Material to process -
——

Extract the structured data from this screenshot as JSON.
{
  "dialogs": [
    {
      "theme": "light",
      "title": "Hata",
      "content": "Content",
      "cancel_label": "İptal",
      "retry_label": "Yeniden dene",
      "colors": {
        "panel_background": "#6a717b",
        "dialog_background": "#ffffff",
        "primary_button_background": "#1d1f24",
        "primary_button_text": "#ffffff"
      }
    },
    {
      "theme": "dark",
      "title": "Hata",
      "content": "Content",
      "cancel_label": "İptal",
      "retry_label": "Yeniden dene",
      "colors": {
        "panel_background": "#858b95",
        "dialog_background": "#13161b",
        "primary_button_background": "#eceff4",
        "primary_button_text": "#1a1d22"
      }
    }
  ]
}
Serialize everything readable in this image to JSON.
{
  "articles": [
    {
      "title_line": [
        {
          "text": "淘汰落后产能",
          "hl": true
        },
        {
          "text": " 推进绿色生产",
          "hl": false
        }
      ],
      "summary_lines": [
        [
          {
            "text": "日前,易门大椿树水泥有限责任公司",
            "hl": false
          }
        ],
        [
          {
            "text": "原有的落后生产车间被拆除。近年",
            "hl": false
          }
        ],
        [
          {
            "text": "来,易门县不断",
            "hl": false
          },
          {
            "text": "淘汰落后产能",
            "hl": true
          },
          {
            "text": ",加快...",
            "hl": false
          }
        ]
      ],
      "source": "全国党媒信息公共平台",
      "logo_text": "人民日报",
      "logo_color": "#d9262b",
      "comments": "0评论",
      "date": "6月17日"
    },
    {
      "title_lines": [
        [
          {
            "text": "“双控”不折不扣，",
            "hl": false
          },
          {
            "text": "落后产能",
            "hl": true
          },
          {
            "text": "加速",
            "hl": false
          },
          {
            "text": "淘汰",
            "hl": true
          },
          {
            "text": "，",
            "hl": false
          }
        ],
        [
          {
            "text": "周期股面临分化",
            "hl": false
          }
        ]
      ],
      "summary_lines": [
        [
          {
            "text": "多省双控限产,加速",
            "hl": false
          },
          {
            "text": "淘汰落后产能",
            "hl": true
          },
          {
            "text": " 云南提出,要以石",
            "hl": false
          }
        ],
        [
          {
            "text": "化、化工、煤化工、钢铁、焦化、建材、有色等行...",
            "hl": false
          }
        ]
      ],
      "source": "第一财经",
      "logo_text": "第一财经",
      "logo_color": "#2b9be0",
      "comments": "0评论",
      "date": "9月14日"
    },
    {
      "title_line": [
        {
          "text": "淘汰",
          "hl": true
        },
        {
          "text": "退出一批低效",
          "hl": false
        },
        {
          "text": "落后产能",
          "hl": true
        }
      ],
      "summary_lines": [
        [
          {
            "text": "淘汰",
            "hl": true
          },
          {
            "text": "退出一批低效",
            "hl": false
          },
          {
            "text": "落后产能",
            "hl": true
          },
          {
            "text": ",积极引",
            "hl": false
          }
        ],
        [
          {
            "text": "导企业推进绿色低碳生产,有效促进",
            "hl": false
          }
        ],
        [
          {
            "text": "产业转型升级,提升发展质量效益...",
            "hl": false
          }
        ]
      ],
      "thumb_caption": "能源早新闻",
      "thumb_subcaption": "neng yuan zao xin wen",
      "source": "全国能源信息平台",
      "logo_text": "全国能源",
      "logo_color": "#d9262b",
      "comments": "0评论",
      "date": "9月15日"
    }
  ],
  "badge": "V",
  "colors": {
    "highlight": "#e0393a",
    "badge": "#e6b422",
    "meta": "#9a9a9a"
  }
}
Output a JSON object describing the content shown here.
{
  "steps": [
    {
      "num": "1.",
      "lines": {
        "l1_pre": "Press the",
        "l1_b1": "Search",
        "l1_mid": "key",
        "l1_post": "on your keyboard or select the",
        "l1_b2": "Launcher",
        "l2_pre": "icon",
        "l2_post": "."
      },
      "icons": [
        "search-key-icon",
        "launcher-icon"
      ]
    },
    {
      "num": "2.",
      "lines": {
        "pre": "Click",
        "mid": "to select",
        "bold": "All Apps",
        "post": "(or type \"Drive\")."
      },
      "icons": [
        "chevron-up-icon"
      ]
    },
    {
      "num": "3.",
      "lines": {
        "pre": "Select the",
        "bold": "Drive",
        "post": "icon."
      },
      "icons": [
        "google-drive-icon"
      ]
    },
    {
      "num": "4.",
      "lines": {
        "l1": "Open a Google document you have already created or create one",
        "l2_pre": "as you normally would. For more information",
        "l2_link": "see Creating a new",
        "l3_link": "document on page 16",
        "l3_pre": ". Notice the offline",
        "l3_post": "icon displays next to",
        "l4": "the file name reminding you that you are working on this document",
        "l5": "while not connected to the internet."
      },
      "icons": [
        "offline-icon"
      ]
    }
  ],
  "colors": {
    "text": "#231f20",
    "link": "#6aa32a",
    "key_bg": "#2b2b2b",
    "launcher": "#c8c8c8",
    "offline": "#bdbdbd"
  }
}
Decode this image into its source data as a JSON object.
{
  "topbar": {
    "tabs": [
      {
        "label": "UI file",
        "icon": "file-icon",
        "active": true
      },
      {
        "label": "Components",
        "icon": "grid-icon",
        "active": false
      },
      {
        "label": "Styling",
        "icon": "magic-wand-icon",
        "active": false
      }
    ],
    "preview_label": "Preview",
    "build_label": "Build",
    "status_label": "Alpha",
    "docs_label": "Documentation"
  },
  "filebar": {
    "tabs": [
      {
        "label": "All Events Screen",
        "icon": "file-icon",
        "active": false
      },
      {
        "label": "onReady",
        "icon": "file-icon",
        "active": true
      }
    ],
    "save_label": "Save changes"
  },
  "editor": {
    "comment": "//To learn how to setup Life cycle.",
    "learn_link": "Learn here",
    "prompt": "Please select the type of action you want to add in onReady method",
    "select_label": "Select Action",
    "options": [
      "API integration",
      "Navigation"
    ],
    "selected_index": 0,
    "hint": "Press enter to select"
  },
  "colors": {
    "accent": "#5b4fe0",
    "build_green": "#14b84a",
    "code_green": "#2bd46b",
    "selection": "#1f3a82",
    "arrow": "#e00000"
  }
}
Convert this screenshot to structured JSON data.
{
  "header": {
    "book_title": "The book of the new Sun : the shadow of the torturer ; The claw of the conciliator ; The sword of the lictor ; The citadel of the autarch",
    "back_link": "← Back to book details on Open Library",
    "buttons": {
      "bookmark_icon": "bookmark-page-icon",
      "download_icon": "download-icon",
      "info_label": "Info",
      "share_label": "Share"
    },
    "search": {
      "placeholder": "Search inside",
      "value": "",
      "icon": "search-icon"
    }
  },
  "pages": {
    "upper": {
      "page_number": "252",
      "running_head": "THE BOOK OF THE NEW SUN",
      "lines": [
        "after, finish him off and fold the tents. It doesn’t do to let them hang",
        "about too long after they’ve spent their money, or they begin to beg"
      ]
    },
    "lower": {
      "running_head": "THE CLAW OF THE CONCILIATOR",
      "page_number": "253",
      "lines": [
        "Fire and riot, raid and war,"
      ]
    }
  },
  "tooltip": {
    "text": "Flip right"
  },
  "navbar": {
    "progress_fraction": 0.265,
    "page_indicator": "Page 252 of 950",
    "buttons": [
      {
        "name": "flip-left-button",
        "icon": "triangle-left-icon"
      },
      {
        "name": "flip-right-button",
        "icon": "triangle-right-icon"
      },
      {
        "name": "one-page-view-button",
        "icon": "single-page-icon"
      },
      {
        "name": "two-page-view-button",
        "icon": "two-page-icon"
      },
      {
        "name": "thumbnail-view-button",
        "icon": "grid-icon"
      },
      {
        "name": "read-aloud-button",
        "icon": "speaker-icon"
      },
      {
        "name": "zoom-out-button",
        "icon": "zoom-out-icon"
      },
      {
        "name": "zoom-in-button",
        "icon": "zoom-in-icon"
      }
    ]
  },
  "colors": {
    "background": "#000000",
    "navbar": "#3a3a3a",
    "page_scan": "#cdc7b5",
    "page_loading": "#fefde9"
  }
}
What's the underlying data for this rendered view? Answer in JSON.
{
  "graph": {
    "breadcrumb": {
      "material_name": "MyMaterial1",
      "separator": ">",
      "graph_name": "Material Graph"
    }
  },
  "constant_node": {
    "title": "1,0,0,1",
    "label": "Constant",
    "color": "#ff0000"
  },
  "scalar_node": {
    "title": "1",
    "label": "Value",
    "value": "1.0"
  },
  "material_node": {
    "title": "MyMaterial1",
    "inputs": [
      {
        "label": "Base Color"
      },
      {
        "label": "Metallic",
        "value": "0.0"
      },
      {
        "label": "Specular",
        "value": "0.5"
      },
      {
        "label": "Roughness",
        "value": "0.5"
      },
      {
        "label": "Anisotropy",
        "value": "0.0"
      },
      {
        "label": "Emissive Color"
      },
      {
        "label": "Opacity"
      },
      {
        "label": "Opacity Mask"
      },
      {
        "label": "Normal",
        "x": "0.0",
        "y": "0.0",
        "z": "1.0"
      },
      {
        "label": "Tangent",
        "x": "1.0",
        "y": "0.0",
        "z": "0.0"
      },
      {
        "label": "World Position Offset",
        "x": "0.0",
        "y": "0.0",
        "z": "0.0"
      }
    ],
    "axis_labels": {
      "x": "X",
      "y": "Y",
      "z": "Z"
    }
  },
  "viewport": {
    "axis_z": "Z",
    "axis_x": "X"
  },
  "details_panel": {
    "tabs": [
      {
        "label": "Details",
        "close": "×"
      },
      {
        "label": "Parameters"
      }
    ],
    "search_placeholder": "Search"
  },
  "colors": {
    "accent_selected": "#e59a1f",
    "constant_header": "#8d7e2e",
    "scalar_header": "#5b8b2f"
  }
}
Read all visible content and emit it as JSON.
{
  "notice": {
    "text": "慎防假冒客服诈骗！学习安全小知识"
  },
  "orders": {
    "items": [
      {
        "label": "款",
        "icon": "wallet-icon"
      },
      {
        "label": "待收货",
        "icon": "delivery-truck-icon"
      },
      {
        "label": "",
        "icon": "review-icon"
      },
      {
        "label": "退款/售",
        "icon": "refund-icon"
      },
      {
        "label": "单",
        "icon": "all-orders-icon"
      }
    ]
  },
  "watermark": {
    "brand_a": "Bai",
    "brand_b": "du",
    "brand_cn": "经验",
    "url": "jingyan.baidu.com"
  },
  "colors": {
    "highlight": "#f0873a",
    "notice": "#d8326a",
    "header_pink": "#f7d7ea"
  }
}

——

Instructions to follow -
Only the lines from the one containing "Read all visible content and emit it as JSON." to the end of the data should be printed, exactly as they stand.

Finished task -
Read all visible content and emit it as JSON.
{
  "notice": {
    "text": "慎防假冒客服诈骗！学习安全小知识"
  },
  "orders": {
    "items": [
      {
        "label": "款",
        "icon": "wallet-icon"
      },
      {
        "label": "待收货",
        "icon": "delivery-truck-icon"
      },
      {
        "label": "",
        "icon": "review-icon"
      },
      {
        "label": "退款/售",
        "icon": "refund-icon"
      },
      {
        "label": "单",
        "icon": "all-orders-icon"
      }
    ]
  },
  "watermark": {
    "brand_a": "Bai",
    "brand_b": "du",
    "brand_cn": "经验",
    "url": "jingyan.baidu.com"
  },
  "colors": {
    "highlight": "#f0873a",
    "notice": "#d8326a",
    "header_pink": "#f7d7ea"
  }
}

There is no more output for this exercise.